“The support required by Eskom from all South Africans is to use electricity sparingly,” said Makwana.
What has government done to fix the problem?
Since 2018, much has been done to fix the problems in our electricity system:
- Eskom’s board and executive leadership, which had been compromised by state capture, was replaced by qualified individuals.
- Changes to Eskom’s structure to create a separate state-owned transmission company have started. This company will be able to buy electricity from different producers, including Eskom, at a competitive price. This will improve the reliability of supply.
- The renewable energy programme was revived, with 2,200 MW connected to the grid to date and another 6,800 MW at various stages of procurement.
- Regulations were changed in July 2021 to exempt private embedded generation projects of less than 100 MW from having to obtain a licence from the Regulator - NERSA. This is where companies produce electricity for their own use and to sell on to other users. As a result of these changes there are now about 100 such projects in the pipeline with a total capacity of more than 9,000 MW. In December 2022, the 100 MW limit was removed completely.
What can I do to save energy?
- Don’t leave appliances and gadgets on when not needed, switch off the power button.
- When you leave the room or building, remember to switch off the lights.
Ensure that you use energy saving light bulbs (LEDs) which also last longer.
- Use the cold water tap rather than engaging the geyser every time.

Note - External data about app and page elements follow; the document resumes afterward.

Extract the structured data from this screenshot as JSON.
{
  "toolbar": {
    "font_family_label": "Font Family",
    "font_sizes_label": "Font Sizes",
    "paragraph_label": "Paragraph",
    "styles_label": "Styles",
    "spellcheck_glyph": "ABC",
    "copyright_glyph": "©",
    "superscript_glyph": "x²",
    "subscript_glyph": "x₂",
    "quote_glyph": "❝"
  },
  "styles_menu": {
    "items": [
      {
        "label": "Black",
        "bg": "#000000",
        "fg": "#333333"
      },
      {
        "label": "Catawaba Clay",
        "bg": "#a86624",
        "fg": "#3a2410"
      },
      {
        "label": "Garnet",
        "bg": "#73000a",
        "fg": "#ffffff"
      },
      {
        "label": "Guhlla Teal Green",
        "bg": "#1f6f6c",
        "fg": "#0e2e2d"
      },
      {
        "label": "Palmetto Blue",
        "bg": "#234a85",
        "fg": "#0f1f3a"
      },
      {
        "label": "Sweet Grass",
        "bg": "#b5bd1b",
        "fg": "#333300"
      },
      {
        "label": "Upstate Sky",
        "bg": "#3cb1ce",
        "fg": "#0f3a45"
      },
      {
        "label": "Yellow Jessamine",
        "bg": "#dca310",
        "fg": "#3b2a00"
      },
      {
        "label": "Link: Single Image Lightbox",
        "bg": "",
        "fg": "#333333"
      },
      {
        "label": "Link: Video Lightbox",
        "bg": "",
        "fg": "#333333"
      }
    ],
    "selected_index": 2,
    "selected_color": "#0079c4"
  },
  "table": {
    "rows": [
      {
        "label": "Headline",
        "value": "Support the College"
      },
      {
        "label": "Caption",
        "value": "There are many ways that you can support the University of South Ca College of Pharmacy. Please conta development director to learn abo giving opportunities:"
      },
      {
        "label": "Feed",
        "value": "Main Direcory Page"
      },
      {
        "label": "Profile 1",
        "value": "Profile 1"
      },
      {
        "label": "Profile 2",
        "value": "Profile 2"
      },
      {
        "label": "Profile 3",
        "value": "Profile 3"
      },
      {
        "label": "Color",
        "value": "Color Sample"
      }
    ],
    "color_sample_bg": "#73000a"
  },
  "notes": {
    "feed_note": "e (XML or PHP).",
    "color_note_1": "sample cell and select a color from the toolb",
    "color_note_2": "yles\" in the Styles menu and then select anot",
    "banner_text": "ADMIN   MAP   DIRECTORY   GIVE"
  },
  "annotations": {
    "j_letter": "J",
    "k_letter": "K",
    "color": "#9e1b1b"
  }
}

- Use water with consideration e.g. shower rather than bath – it saves water and energy.
- Make sure your refrigerator and freezer doors have tight seals, are positioned in a cool place, and are not blocked with frost – all of this will help them to function more efficiently.